Data to examine START
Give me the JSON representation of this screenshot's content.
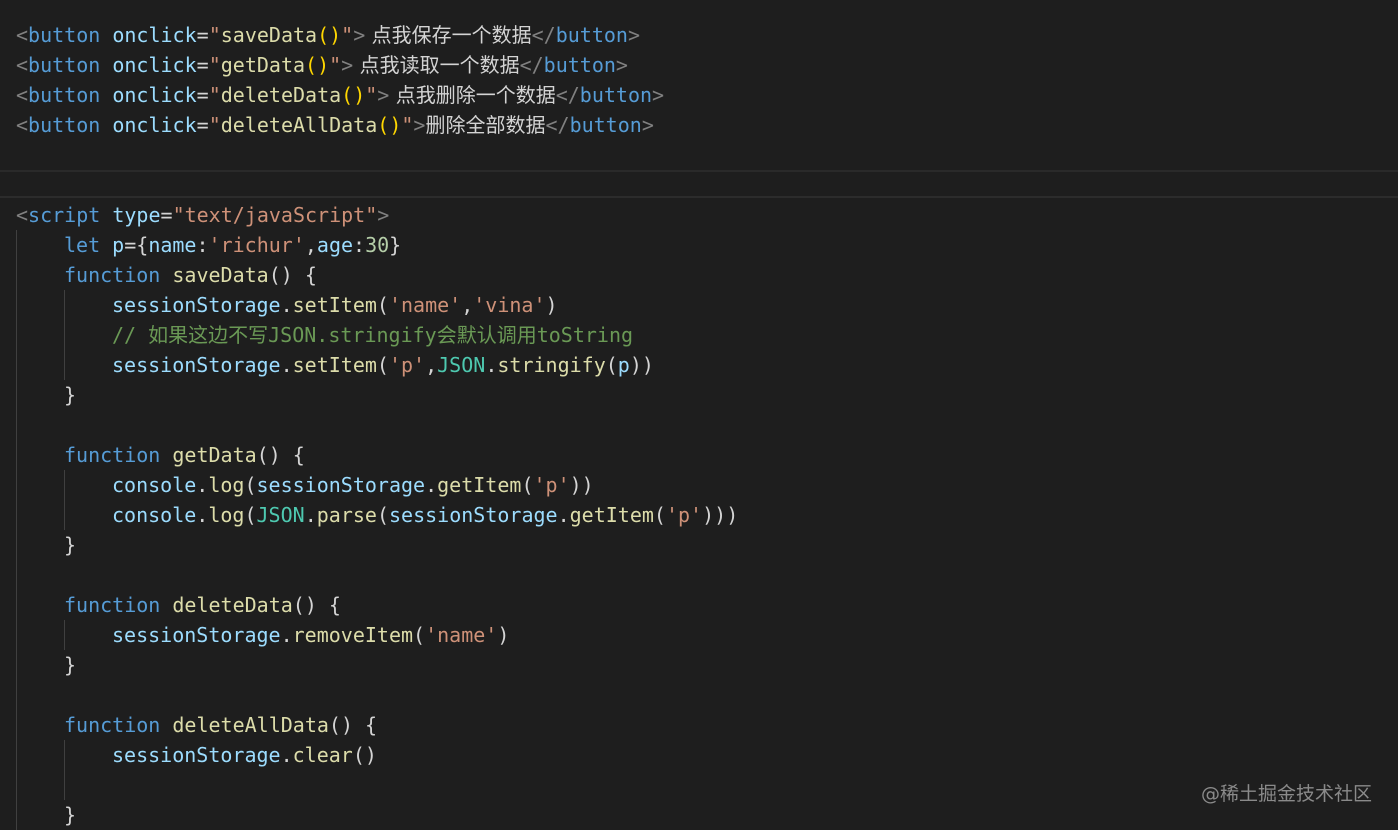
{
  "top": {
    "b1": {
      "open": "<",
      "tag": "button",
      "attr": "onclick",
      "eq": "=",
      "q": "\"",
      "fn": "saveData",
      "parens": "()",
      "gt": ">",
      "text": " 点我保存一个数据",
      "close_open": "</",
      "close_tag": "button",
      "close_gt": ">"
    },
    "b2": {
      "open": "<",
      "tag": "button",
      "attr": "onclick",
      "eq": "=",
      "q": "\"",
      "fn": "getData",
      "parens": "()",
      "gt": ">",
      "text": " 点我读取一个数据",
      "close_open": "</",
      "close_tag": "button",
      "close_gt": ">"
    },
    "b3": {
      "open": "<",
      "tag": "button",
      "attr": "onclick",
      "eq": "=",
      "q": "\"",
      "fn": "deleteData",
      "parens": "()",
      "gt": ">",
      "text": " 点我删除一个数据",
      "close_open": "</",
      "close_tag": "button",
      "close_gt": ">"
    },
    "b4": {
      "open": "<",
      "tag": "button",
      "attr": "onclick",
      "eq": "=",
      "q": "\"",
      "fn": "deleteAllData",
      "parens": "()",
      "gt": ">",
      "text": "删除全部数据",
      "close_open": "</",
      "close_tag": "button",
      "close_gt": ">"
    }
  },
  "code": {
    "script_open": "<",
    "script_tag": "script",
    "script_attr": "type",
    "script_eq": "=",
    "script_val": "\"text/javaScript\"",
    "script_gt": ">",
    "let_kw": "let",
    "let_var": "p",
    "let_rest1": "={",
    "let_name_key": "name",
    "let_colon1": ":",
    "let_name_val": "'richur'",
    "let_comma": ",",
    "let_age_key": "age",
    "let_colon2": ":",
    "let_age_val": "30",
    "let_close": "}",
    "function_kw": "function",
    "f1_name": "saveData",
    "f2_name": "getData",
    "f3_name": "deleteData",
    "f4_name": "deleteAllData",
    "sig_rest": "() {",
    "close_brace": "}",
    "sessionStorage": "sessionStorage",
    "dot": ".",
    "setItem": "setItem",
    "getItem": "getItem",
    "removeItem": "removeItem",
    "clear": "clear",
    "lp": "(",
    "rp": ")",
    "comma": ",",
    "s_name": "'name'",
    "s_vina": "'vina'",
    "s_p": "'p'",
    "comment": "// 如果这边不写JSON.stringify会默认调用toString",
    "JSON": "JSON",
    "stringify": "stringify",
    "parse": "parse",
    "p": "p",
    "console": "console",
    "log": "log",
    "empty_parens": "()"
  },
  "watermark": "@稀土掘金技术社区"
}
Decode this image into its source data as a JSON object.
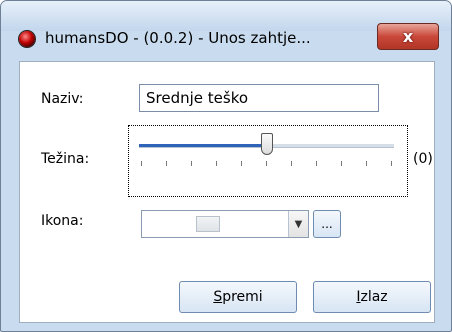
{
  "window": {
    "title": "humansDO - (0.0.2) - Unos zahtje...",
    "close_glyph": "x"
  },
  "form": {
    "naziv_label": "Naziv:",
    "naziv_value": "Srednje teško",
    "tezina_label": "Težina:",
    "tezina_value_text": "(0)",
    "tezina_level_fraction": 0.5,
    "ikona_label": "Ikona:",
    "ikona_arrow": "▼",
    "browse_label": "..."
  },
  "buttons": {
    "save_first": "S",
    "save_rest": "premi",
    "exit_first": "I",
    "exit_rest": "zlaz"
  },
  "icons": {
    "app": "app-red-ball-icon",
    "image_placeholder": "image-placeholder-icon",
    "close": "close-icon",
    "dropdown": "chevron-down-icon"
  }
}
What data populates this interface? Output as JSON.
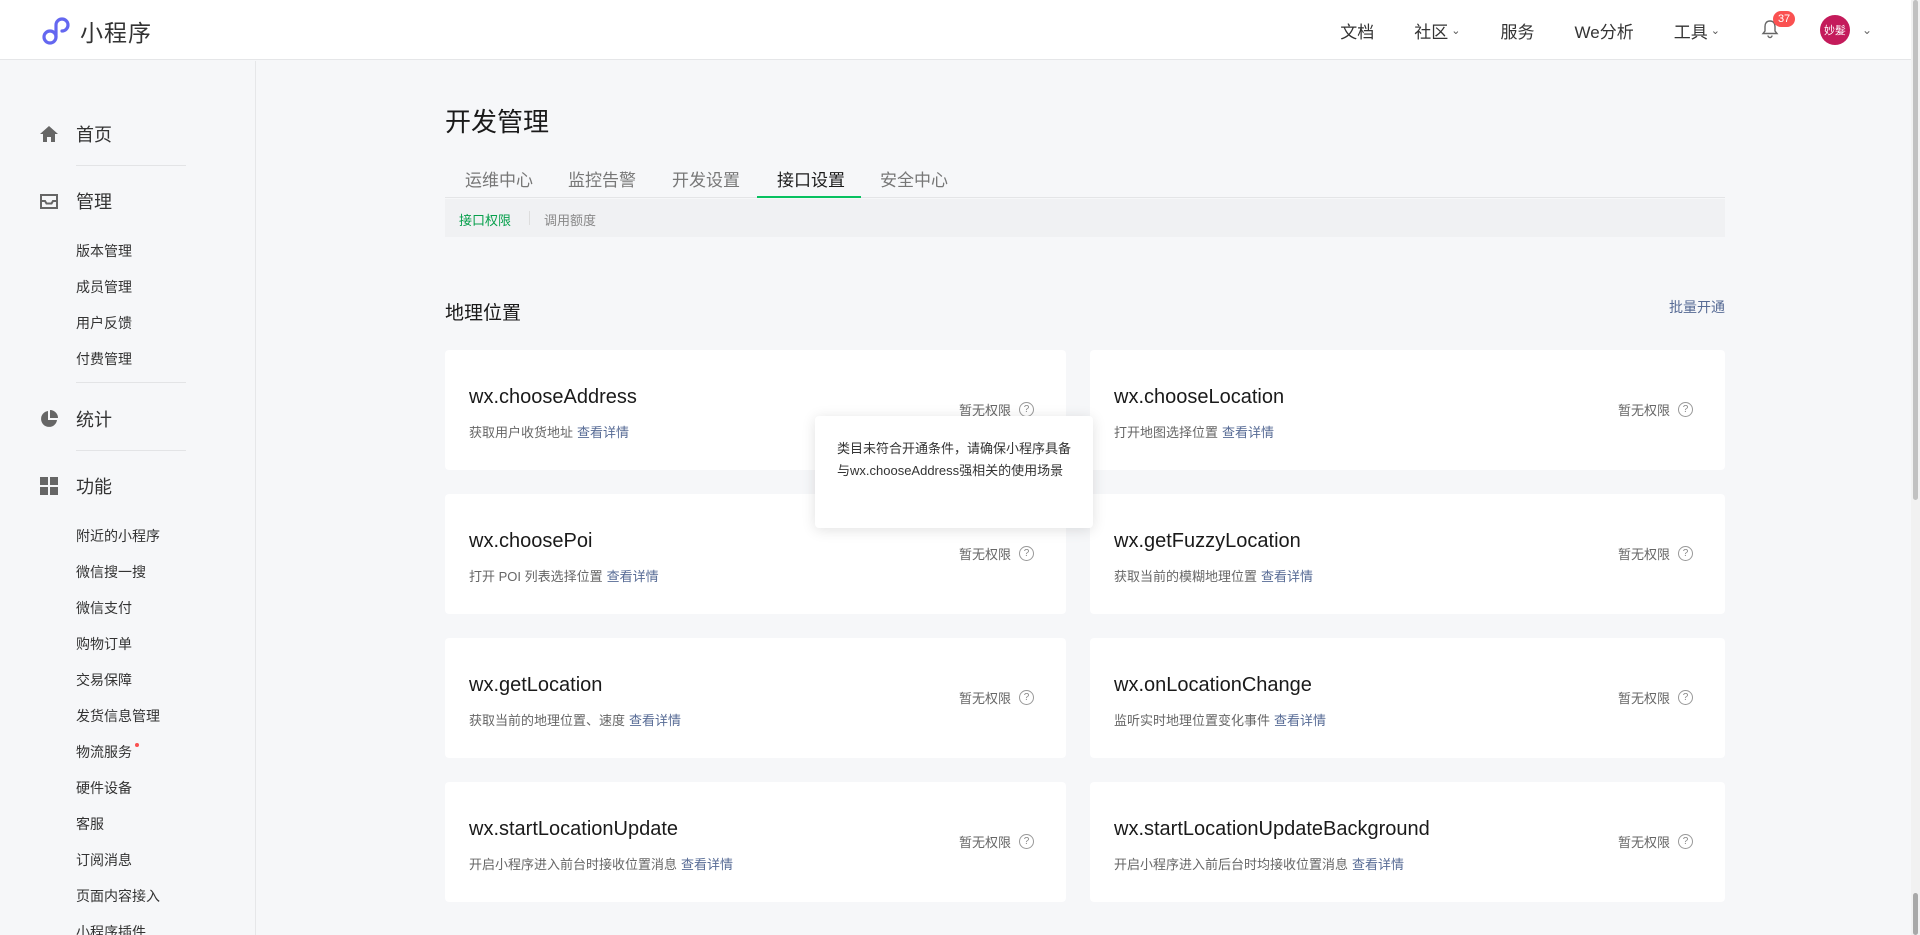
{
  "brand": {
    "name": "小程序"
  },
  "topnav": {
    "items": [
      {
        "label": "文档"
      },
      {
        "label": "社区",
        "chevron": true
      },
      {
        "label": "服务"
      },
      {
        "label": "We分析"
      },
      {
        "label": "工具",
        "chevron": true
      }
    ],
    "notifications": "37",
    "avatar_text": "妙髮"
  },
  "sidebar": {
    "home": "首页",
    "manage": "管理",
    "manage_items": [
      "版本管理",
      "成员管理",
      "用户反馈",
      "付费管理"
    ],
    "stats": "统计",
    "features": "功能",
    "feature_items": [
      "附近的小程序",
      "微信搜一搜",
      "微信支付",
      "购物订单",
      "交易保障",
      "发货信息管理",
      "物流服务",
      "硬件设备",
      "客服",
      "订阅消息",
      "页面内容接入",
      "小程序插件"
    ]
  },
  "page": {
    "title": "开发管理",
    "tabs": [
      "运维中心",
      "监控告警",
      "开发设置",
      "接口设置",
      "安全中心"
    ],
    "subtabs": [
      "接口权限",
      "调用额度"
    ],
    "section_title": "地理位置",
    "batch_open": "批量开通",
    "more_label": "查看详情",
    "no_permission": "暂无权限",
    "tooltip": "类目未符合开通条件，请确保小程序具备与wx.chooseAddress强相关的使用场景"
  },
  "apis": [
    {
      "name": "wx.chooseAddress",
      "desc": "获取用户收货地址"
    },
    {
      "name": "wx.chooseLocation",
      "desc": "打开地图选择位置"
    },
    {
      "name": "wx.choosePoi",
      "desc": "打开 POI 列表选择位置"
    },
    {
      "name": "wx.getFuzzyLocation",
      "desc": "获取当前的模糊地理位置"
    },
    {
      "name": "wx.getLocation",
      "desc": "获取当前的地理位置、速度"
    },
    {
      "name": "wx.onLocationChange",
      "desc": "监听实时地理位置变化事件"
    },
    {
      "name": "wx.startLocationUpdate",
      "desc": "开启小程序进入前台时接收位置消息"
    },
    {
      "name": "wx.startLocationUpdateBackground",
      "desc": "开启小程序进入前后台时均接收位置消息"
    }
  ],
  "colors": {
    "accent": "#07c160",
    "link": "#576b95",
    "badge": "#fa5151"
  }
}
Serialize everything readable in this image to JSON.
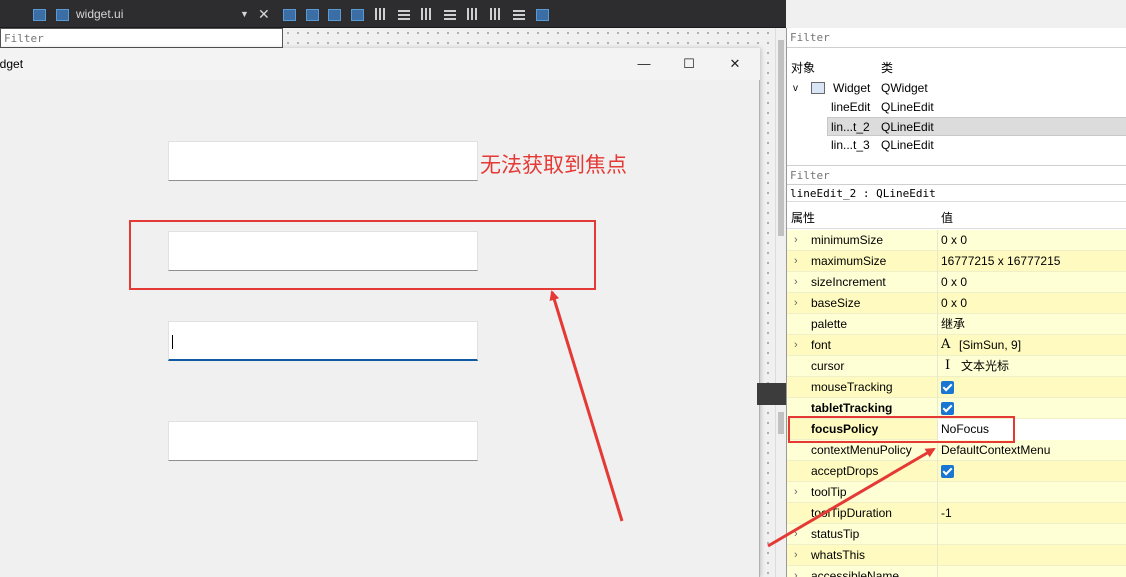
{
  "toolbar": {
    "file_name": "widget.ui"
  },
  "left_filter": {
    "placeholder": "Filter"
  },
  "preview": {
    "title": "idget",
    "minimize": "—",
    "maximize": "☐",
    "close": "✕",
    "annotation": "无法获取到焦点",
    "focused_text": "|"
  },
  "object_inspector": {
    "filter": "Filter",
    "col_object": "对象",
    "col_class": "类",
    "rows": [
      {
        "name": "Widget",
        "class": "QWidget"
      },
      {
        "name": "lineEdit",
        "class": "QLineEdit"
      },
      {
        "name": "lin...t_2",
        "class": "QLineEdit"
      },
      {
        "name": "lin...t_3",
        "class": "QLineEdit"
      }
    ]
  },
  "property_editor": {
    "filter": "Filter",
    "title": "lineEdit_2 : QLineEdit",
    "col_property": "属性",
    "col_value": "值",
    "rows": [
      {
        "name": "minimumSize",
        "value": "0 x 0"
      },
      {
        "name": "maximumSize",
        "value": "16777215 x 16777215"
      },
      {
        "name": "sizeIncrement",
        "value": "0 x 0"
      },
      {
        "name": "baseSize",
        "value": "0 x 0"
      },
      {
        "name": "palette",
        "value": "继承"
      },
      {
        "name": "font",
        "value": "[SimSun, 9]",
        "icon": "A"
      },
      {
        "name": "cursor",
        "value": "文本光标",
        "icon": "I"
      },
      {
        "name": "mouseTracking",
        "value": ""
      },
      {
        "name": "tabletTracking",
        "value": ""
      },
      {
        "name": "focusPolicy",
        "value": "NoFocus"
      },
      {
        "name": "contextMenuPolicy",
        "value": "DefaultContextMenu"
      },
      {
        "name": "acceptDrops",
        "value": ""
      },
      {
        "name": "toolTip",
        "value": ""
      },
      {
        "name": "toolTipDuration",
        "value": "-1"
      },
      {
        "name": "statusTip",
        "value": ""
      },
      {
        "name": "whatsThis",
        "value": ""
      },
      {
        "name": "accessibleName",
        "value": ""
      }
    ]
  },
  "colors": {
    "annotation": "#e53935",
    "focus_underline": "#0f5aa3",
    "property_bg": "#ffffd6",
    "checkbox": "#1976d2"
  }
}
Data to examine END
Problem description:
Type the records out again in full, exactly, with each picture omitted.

Answer space:
Give me the JSON representation of this screenshot's content.
{
  "top": {
    "b1": {
      "open": "<",
      "tag": "button",
      "attr": "onclick",
      "eq": "=",
      "q": "\"",
      "fn": "saveData",
      "parens": "()",
      "gt": ">",
      "text": " 点我保存一个数据",
      "close_open": "</",
      "close_tag": "button",
      "close_gt": ">"
    },
    "b2": {
      "open": "<",
      "tag": "button",
      "attr": "onclick",
      "eq": "=",
      "q": "\"",
      "fn": "getData",
      "parens": "()",
      "gt": ">",
      "text": " 点我读取一个数据",
      "close_open": "</",
      "close_tag": "button",
      "close_gt": ">"
    },
    "b3": {
      "open": "<",
      "tag": "button",
      "attr": "onclick",
      "eq": "=",
      "q": "\"",
      "fn": "deleteData",
      "parens": "()",
      "gt": ">",
      "text": " 点我删除一个数据",
      "close_open": "</",
      "close_tag": "button",
      "close_gt": ">"
    },
    "b4": {
      "open": "<",
      "tag": "button",
      "attr": "onclick",
      "eq": "=",
      "q": "\"",
      "fn": "deleteAllData",
      "parens": "()",
      "gt": ">",
      "text": "删除全部数据",
      "close_open": "</",
      "close_tag": "button",
      "close_gt": ">"
    }
  },
  "code": {
    "script_open": "<",
    "script_tag": "script",
    "script_attr": "type",
    "script_eq": "=",
    "script_val": "\"text/javaScript\"",
    "script_gt": ">",
    "let_kw": "let",
    "let_var": "p",
    "let_rest1": "={",
    "let_name_key": "name",
    "let_colon1": ":",
    "let_name_val": "'richur'",
    "let_comma": ",",
    "let_age_key": "age",
    "let_colon2": ":",
    "let_age_val": "30",
    "let_close": "}",
    "function_kw": "function",
    "f1_name": "saveData",
    "f2_name": "getData",
    "f3_name": "deleteData",
    "f4_name": "deleteAllData",
    "sig_rest": "() {",
    "close_brace": "}",
    "sessionStorage": "sessionStorage",
    "dot": ".",
    "setItem": "setItem",
    "getItem": "getItem",
    "removeItem": "removeItem",
    "clear": "clear",
    "lp": "(",
    "rp": ")",
    "comma": ",",
    "s_name": "'name'",
    "s_vina": "'vina'",
    "s_p": "'p'",
    "comment": "// 如果这边不写JSON.stringify会默认调用toString",
    "JSON": "JSON",
    "stringify": "stringify",
    "parse": "parse",
    "p": "p",
    "console": "console",
    "log": "log",
    "empty_parens": "()"
  },
  "watermark": "@稀土掘金技术社区"
}
Decode this image into its source data as a JSON object.
{
  "window": {
    "title": "humansDO - (0.0.2) - Unos zahtje...",
    "close_glyph": "x"
  },
  "form": {
    "naziv_label": "Naziv:",
    "naziv_value": "Srednje teško",
    "tezina_label": "Težina:",
    "tezina_value_text": "(0)",
    "tezina_level_fraction": 0.5,
    "ikona_label": "Ikona:",
    "ikona_arrow": "▼",
    "browse_label": "..."
  },
  "buttons": {
    "save_first": "S",
    "save_rest": "premi",
    "exit_first": "I",
    "exit_rest": "zlaz"
  },
  "icons": {
    "app": "app-red-ball-icon",
    "image_placeholder": "image-placeholder-icon",
    "close": "close-icon",
    "dropdown": "chevron-down-icon"
  }
}
What data populates this interface? Output as JSON.
{
  "brand": {
    "name": "小程序"
  },
  "topnav": {
    "items": [
      {
        "label": "文档"
      },
      {
        "label": "社区",
        "chevron": true
      },
      {
        "label": "服务"
      },
      {
        "label": "We分析"
      },
      {
        "label": "工具",
        "chevron": true
      }
    ],
    "notifications": "37",
    "avatar_text": "妙髮"
  },
  "sidebar": {
    "home": "首页",
    "manage": "管理",
    "manage_items": [
      "版本管理",
      "成员管理",
      "用户反馈",
      "付费管理"
    ],
    "stats": "统计",
    "features": "功能",
    "feature_items": [
      "附近的小程序",
      "微信搜一搜",
      "微信支付",
      "购物订单",
      "交易保障",
      "发货信息管理",
      "物流服务",
      "硬件设备",
      "客服",
      "订阅消息",
      "页面内容接入",
      "小程序插件"
    ]
  },
  "page": {
    "title": "开发管理",
    "tabs": [
      "运维中心",
      "监控告警",
      "开发设置",
      "接口设置",
      "安全中心"
    ],
    "subtabs": [
      "接口权限",
      "调用额度"
    ],
    "section_title": "地理位置",
    "batch_open": "批量开通",
    "more_label": "查看详情",
    "no_permission": "暂无权限",
    "tooltip": "类目未符合开通条件，请确保小程序具备与wx.chooseAddress强相关的使用场景"
  },
  "apis": [
    {
      "name": "wx.chooseAddress",
      "desc": "获取用户收货地址"
    },
    {
      "name": "wx.chooseLocation",
      "desc": "打开地图选择位置"
    },
    {
      "name": "wx.choosePoi",
      "desc": "打开 POI 列表选择位置"
    },
    {
      "name": "wx.getFuzzyLocation",
      "desc": "获取当前的模糊地理位置"
    },
    {
      "name": "wx.getLocation",
      "desc": "获取当前的地理位置、速度"
    },
    {
      "name": "wx.onLocationChange",
      "desc": "监听实时地理位置变化事件"
    },
    {
      "name": "wx.startLocationUpdate",
      "desc": "开启小程序进入前台时接收位置消息"
    },
    {
      "name": "wx.startLocationUpdateBackground",
      "desc": "开启小程序进入前后台时均接收位置消息"
    }
  ],
  "colors": {
    "accent": "#07c160",
    "link": "#576b95",
    "badge": "#fa5151"
  }
}
Serialize everything readable in this image to JSON.
{
  "toolbar": {
    "file_name": "widget.ui"
  },
  "left_filter": {
    "placeholder": "Filter"
  },
  "preview": {
    "title": "idget",
    "minimize": "—",
    "maximize": "☐",
    "close": "✕",
    "annotation": "无法获取到焦点",
    "focused_text": "|"
  },
  "object_inspector": {
    "filter": "Filter",
    "col_object": "对象",
    "col_class": "类",
    "rows": [
      {
        "name": "Widget",
        "class": "QWidget"
      },
      {
        "name": "lineEdit",
        "class": "QLineEdit"
      },
      {
        "name": "lin...t_2",
        "class": "QLineEdit"
      },
      {
        "name": "lin...t_3",
        "class": "QLineEdit"
      }
    ]
  },
  "property_editor": {
    "filter": "Filter",
    "title": "lineEdit_2 : QLineEdit",
    "col_property": "属性",
    "col_value": "值",
    "rows": [
      {
        "name": "minimumSize",
        "value": "0 x 0"
      },
      {
        "name": "maximumSize",
        "value": "16777215 x 16777215"
      },
      {
        "name": "sizeIncrement",
        "value": "0 x 0"
      },
      {
        "name": "baseSize",
        "value": "0 x 0"
      },
      {
        "name": "palette",
        "value": "继承"
      },
      {
        "name": "font",
        "value": "[SimSun, 9]",
        "icon": "A"
      },
      {
        "name": "cursor",
        "value": "文本光标",
        "icon": "I"
      },
      {
        "name": "mouseTracking",
        "value": ""
      },
      {
        "name": "tabletTracking",
        "value": ""
      },
      {
        "name": "focusPolicy",
        "value": "NoFocus"
      },
      {
        "name": "contextMenuPolicy",
        "value": "DefaultContextMenu"
      },
      {
        "name": "acceptDrops",
        "value": ""
      },
      {
        "name": "toolTip",
        "value": ""
      },
      {
        "name": "toolTipDuration",
        "value": "-1"
      },
      {
        "name": "statusTip",
        "value": ""
      },
      {
        "name": "whatsThis",
        "value": ""
      },
      {
        "name": "accessibleName",
        "value": ""
      }
    ]
  },
  "colors": {
    "annotation": "#e53935",
    "focus_underline": "#0f5aa3",
    "property_bg": "#ffffd6",
    "checkbox": "#1976d2"
  }
}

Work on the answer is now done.